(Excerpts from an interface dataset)
------------------------------------------------------------------------

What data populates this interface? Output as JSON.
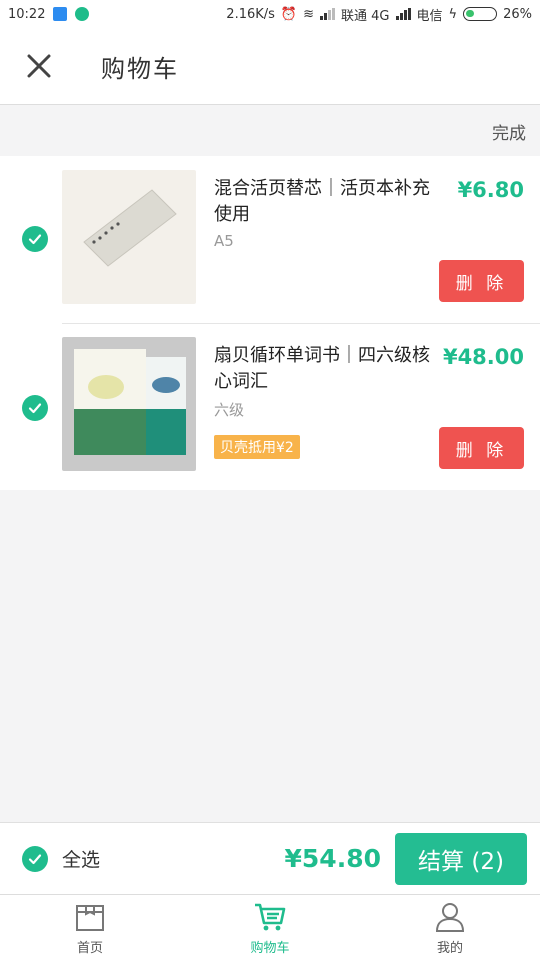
{
  "status_bar": {
    "time": "10:22",
    "speed": "2.16K/s",
    "carrier1": "联通 4G",
    "carrier2": "电信",
    "battery": "26%"
  },
  "app_bar": {
    "close_icon": "close-icon",
    "title": "购物车"
  },
  "edit": {
    "done_label": "完成"
  },
  "cart": {
    "items": [
      {
        "name": "混合活页替芯｜活页本补充使用",
        "spec": "A5",
        "price": "¥6.80",
        "delete_label": "删 除",
        "checked": true
      },
      {
        "name": "扇贝循环单词书｜四六级核心词汇",
        "spec": "六级",
        "price": "¥48.00",
        "coupon": "贝壳抵用¥2",
        "delete_label": "删 除",
        "checked": true
      }
    ]
  },
  "bottom": {
    "select_all_label": "全选",
    "total": "¥54.80",
    "checkout_label": "结算 (2)"
  },
  "tabs": [
    {
      "label": "首页",
      "icon": "home-box-icon",
      "active": false
    },
    {
      "label": "购物车",
      "icon": "cart-icon",
      "active": true
    },
    {
      "label": "我的",
      "icon": "user-icon",
      "active": false
    }
  ],
  "colors": {
    "accent": "#1fbc8d",
    "delete": "#ef5350",
    "coupon": "#f8b34a"
  }
}
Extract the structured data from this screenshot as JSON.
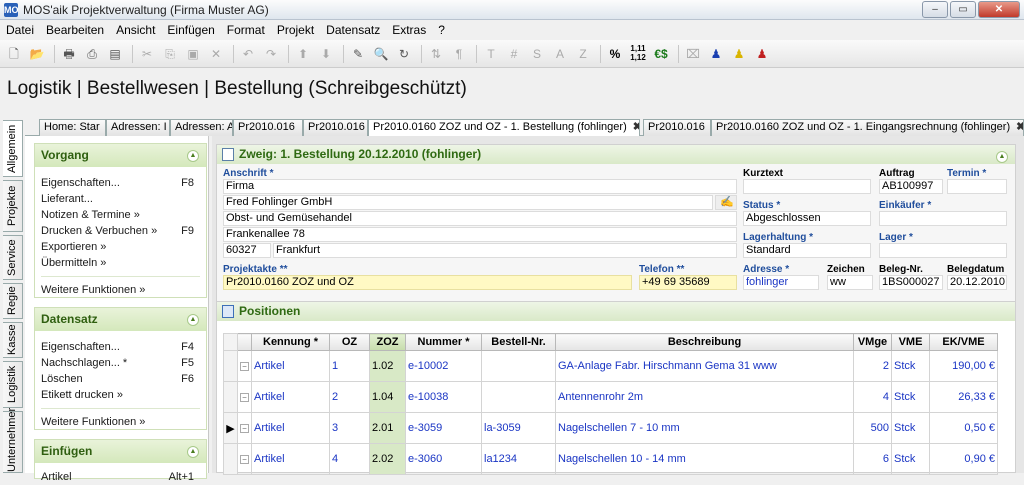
{
  "window": {
    "title": "MOS'aik Projektverwaltung (Firma Muster AG)",
    "app_icon": "MO"
  },
  "menu": [
    "Datei",
    "Bearbeiten",
    "Ansicht",
    "Einfügen",
    "Format",
    "Projekt",
    "Datensatz",
    "Extras",
    "?"
  ],
  "toolbar": {
    "icons": [
      "new-icon",
      "open-icon",
      "print-icon",
      "print-preview-icon",
      "print-setup-icon",
      "cut-icon",
      "copy-icon",
      "paste-icon",
      "delete-icon",
      "undo-icon",
      "redo-icon",
      "move-up-icon",
      "move-down-icon",
      "edit-icon",
      "find-icon",
      "refresh-icon",
      "sort-icon",
      "format-icon",
      "text-T-icon",
      "hash-icon",
      "S-icon",
      "A-icon",
      "Z-icon",
      "percent-icon",
      "decimal-icon",
      "currency-icon",
      "calculator-icon",
      "user-blue-icon",
      "user-yellow-icon",
      "user-red-icon"
    ]
  },
  "page_title": "Logistik | Bestellwesen | Bestellung (Schreibgeschützt)",
  "vertical_tabs": [
    "Allgemein",
    "Projekte",
    "Service",
    "Regie",
    "Kasse",
    "Logistik",
    "Unternehmer"
  ],
  "tabs": [
    {
      "label": "Home: Star"
    },
    {
      "label": "Adressen: I"
    },
    {
      "label": "Adressen: A"
    },
    {
      "label": "Pr2010.016"
    },
    {
      "label": "Pr2010.016"
    },
    {
      "label": "Pr2010.0160 ZOZ und OZ - 1. Bestellung (fohlinger)",
      "close": "✖"
    },
    {
      "label": "Pr2010.016"
    },
    {
      "label": "Pr2010.0160 ZOZ und OZ - 1. Eingangsrechnung (fohlinger)",
      "close": "✖"
    }
  ],
  "sidebar": {
    "vorgang": {
      "title": "Vorgang",
      "items": [
        {
          "label": "Eigenschaften...",
          "key": "F8"
        },
        {
          "label": "Lieferant...",
          "key": ""
        },
        {
          "label": "Notizen & Termine »",
          "key": ""
        },
        {
          "label": "Drucken & Verbuchen »",
          "key": "F9"
        },
        {
          "label": "Exportieren »",
          "key": ""
        },
        {
          "label": "Übermitteln »",
          "key": ""
        }
      ],
      "more": "Weitere Funktionen »"
    },
    "datensatz": {
      "title": "Datensatz",
      "items": [
        {
          "label": "Eigenschaften...",
          "key": "F4"
        },
        {
          "label": "Nachschlagen... *",
          "key": "F5"
        },
        {
          "label": "Löschen",
          "key": "F6"
        },
        {
          "label": "Etikett drucken »",
          "key": ""
        }
      ],
      "more": "Weitere Funktionen »"
    },
    "einfuegen": {
      "title": "Einfügen",
      "items": [
        {
          "label": "Artikel",
          "key": "Alt+1"
        }
      ]
    }
  },
  "zweig": {
    "title": "Zweig: 1. Bestellung 20.12.2010 (fohlinger)",
    "anschrift_label": "Anschrift *",
    "anschrift": [
      "Firma",
      "Fred Fohlinger GmbH",
      "Obst- und Gemüsehandel",
      "Frankenallee 78"
    ],
    "plz": "60327",
    "ort": "Frankfurt",
    "kurztext_label": "Kurztext",
    "kurztext": "",
    "auftrag_label": "Auftrag",
    "auftrag": "AB100997",
    "termin_label": "Termin *",
    "termin": "",
    "status_label": "Status *",
    "status": "Abgeschlossen",
    "einkaeufer_label": "Einkäufer *",
    "einkaeufer": "",
    "lagerhaltung_label": "Lagerhaltung *",
    "lagerhaltung": "Standard",
    "lager_label": "Lager *",
    "lager": "",
    "projektakte_label": "Projektakte **",
    "projektakte": "Pr2010.0160 ZOZ und OZ",
    "telefon_label": "Telefon **",
    "telefon": "+49 69 35689",
    "adresse_label": "Adresse *",
    "adresse": "fohlinger",
    "zeichen_label": "Zeichen",
    "zeichen": "ww",
    "belegnr_label": "Beleg-Nr.",
    "belegnr": "1BS000027",
    "belegdatum_label": "Belegdatum",
    "belegdatum": "20.12.2010"
  },
  "positionen": {
    "title": "Positionen",
    "columns": [
      "Kennung *",
      "OZ",
      "ZOZ",
      "Nummer *",
      "Bestell-Nr.",
      "Beschreibung",
      "VMge",
      "VME",
      "EK/VME"
    ],
    "rows": [
      [
        "Artikel",
        "1",
        "1.02",
        "e-10002",
        "",
        "GA-Anlage Fabr. Hirschmann Gema 31 www",
        "2",
        "Stck",
        "190,00 €"
      ],
      [
        "Artikel",
        "2",
        "1.04",
        "e-10038",
        "",
        "Antennenrohr 2m",
        "4",
        "Stck",
        "26,33 €"
      ],
      [
        "Artikel",
        "3",
        "2.01",
        "e-3059",
        "la-3059",
        "Nagelschellen 7 - 10 mm",
        "500",
        "Stck",
        "0,50 €"
      ],
      [
        "Artikel",
        "4",
        "2.02",
        "e-3060",
        "la1234",
        "Nagelschellen 10 - 14 mm",
        "6",
        "Stck",
        "0,90 €"
      ]
    ]
  }
}
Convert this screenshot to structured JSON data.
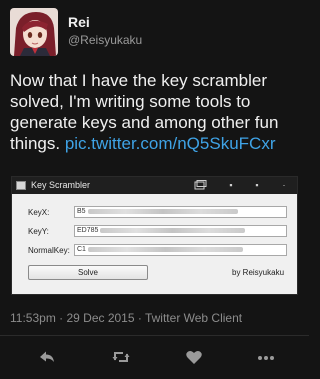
{
  "user": {
    "display_name": "Rei",
    "handle": "@Reisyukaku"
  },
  "tweet": {
    "text": "Now that I have the key scrambler solved, I'm writing some tools to generate keys and among other fun things. ",
    "link": "pic.twitter.com/nQ5SkuFCxr"
  },
  "media": {
    "window_title": "Key Scrambler",
    "fields": [
      {
        "label": "KeyX:",
        "value_prefix": "B5"
      },
      {
        "label": "KeyY:",
        "value_prefix": "ED785"
      },
      {
        "label": "NormalKey:",
        "value_prefix": "C1"
      }
    ],
    "solve_label": "Solve",
    "credit": "by Reisyukaku"
  },
  "meta": {
    "timestamp": "11:53pm · 29 Dec 2015 · Twitter Web Client"
  },
  "actions": {
    "icons": [
      "reply-icon",
      "retweet-icon",
      "like-icon",
      "more-icon"
    ]
  },
  "colors": {
    "background": "#141414",
    "link": "#3fa3e6",
    "muted": "#8c8c8c"
  }
}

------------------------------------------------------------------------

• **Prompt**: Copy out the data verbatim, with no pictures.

• **Response area**:
What data populates this interface? Output as JSON.
{
  "status_bar": {
    "time": "10:22",
    "speed": "2.16K/s",
    "carrier1": "联通 4G",
    "carrier2": "电信",
    "battery": "26%"
  },
  "app_bar": {
    "close_icon": "close-icon",
    "title": "购物车"
  },
  "edit": {
    "done_label": "完成"
  },
  "cart": {
    "items": [
      {
        "name": "混合活页替芯｜活页本补充使用",
        "spec": "A5",
        "price": "¥6.80",
        "delete_label": "删 除",
        "checked": true
      },
      {
        "name": "扇贝循环单词书｜四六级核心词汇",
        "spec": "六级",
        "price": "¥48.00",
        "coupon": "贝壳抵用¥2",
        "delete_label": "删 除",
        "checked": true
      }
    ]
  },
  "bottom": {
    "select_all_label": "全选",
    "total": "¥54.80",
    "checkout_label": "结算 (2)"
  },
  "tabs": [
    {
      "label": "首页",
      "icon": "home-box-icon",
      "active": false
    },
    {
      "label": "购物车",
      "icon": "cart-icon",
      "active": true
    },
    {
      "label": "我的",
      "icon": "user-icon",
      "active": false
    }
  ],
  "colors": {
    "accent": "#1fbc8d",
    "delete": "#ef5350",
    "coupon": "#f8b34a"
  }
}
Extract the structured data from this screenshot as JSON.
{
  "window": {
    "title": "MOS'aik Projektverwaltung (Firma Muster AG)",
    "app_icon": "MO"
  },
  "menu": [
    "Datei",
    "Bearbeiten",
    "Ansicht",
    "Einfügen",
    "Format",
    "Projekt",
    "Datensatz",
    "Extras",
    "?"
  ],
  "toolbar": {
    "icons": [
      "new-icon",
      "open-icon",
      "print-icon",
      "print-preview-icon",
      "print-setup-icon",
      "cut-icon",
      "copy-icon",
      "paste-icon",
      "delete-icon",
      "undo-icon",
      "redo-icon",
      "move-up-icon",
      "move-down-icon",
      "edit-icon",
      "find-icon",
      "refresh-icon",
      "sort-icon",
      "format-icon",
      "text-T-icon",
      "hash-icon",
      "S-icon",
      "A-icon",
      "Z-icon",
      "percent-icon",
      "decimal-icon",
      "currency-icon",
      "calculator-icon",
      "user-blue-icon",
      "user-yellow-icon",
      "user-red-icon"
    ]
  },
  "page_title": "Logistik | Bestellwesen | Bestellung (Schreibgeschützt)",
  "vertical_tabs": [
    "Allgemein",
    "Projekte",
    "Service",
    "Regie",
    "Kasse",
    "Logistik",
    "Unternehmer"
  ],
  "tabs": [
    {
      "label": "Home: Star"
    },
    {
      "label": "Adressen: I"
    },
    {
      "label": "Adressen: A"
    },
    {
      "label": "Pr2010.016"
    },
    {
      "label": "Pr2010.016"
    },
    {
      "label": "Pr2010.0160 ZOZ und OZ - 1. Bestellung (fohlinger)",
      "close": "✖"
    },
    {
      "label": "Pr2010.016"
    },
    {
      "label": "Pr2010.0160 ZOZ und OZ - 1. Eingangsrechnung (fohlinger)",
      "close": "✖"
    }
  ],
  "sidebar": {
    "vorgang": {
      "title": "Vorgang",
      "items": [
        {
          "label": "Eigenschaften...",
          "key": "F8"
        },
        {
          "label": "Lieferant...",
          "key": ""
        },
        {
          "label": "Notizen & Termine »",
          "key": ""
        },
        {
          "label": "Drucken & Verbuchen »",
          "key": "F9"
        },
        {
          "label": "Exportieren »",
          "key": ""
        },
        {
          "label": "Übermitteln »",
          "key": ""
        }
      ],
      "more": "Weitere Funktionen »"
    },
    "datensatz": {
      "title": "Datensatz",
      "items": [
        {
          "label": "Eigenschaften...",
          "key": "F4"
        },
        {
          "label": "Nachschlagen... *",
          "key": "F5"
        },
        {
          "label": "Löschen",
          "key": "F6"
        },
        {
          "label": "Etikett drucken »",
          "key": ""
        }
      ],
      "more": "Weitere Funktionen »"
    },
    "einfuegen": {
      "title": "Einfügen",
      "items": [
        {
          "label": "Artikel",
          "key": "Alt+1"
        }
      ]
    }
  },
  "zweig": {
    "title": "Zweig: 1. Bestellung 20.12.2010 (fohlinger)",
    "anschrift_label": "Anschrift *",
    "anschrift": [
      "Firma",
      "Fred Fohlinger GmbH",
      "Obst- und Gemüsehandel",
      "Frankenallee 78"
    ],
    "plz": "60327",
    "ort": "Frankfurt",
    "kurztext_label": "Kurztext",
    "kurztext": "",
    "auftrag_label": "Auftrag",
    "auftrag": "AB100997",
    "termin_label": "Termin *",
    "termin": "",
    "status_label": "Status *",
    "status": "Abgeschlossen",
    "einkaeufer_label": "Einkäufer *",
    "einkaeufer": "",
    "lagerhaltung_label": "Lagerhaltung *",
    "lagerhaltung": "Standard",
    "lager_label": "Lager *",
    "lager": "",
    "projektakte_label": "Projektakte **",
    "projektakte": "Pr2010.0160 ZOZ und OZ",
    "telefon_label": "Telefon **",
    "telefon": "+49 69 35689",
    "adresse_label": "Adresse *",
    "adresse": "fohlinger",
    "zeichen_label": "Zeichen",
    "zeichen": "ww",
    "belegnr_label": "Beleg-Nr.",
    "belegnr": "1BS000027",
    "belegdatum_label": "Belegdatum",
    "belegdatum": "20.12.2010"
  },
  "positionen": {
    "title": "Positionen",
    "columns": [
      "Kennung *",
      "OZ",
      "ZOZ",
      "Nummer *",
      "Bestell-Nr.",
      "Beschreibung",
      "VMge",
      "VME",
      "EK/VME"
    ],
    "rows": [
      [
        "Artikel",
        "1",
        "1.02",
        "e-10002",
        "",
        "GA-Anlage Fabr. Hirschmann Gema 31 www",
        "2",
        "Stck",
        "190,00 €"
      ],
      [
        "Artikel",
        "2",
        "1.04",
        "e-10038",
        "",
        "Antennenrohr 2m",
        "4",
        "Stck",
        "26,33 €"
      ],
      [
        "Artikel",
        "3",
        "2.01",
        "e-3059",
        "la-3059",
        "Nagelschellen 7 - 10 mm",
        "500",
        "Stck",
        "0,50 €"
      ],
      [
        "Artikel",
        "4",
        "2.02",
        "e-3060",
        "la1234",
        "Nagelschellen 10 - 14 mm",
        "6",
        "Stck",
        "0,90 €"
      ]
    ]
  }
}
Convert this screenshot to structured JSON data.
{
  "user": {
    "display_name": "Rei",
    "handle": "@Reisyukaku"
  },
  "tweet": {
    "text": "Now that I have the key scrambler solved, I'm writing some tools to generate keys and among other fun things. ",
    "link": "pic.twitter.com/nQ5SkuFCxr"
  },
  "media": {
    "window_title": "Key Scrambler",
    "fields": [
      {
        "label": "KeyX:",
        "value_prefix": "B5"
      },
      {
        "label": "KeyY:",
        "value_prefix": "ED785"
      },
      {
        "label": "NormalKey:",
        "value_prefix": "C1"
      }
    ],
    "solve_label": "Solve",
    "credit": "by Reisyukaku"
  },
  "meta": {
    "timestamp": "11:53pm · 29 Dec 2015 · Twitter Web Client"
  },
  "actions": {
    "icons": [
      "reply-icon",
      "retweet-icon",
      "like-icon",
      "more-icon"
    ]
  },
  "colors": {
    "background": "#141414",
    "link": "#3fa3e6",
    "muted": "#8c8c8c"
  }
}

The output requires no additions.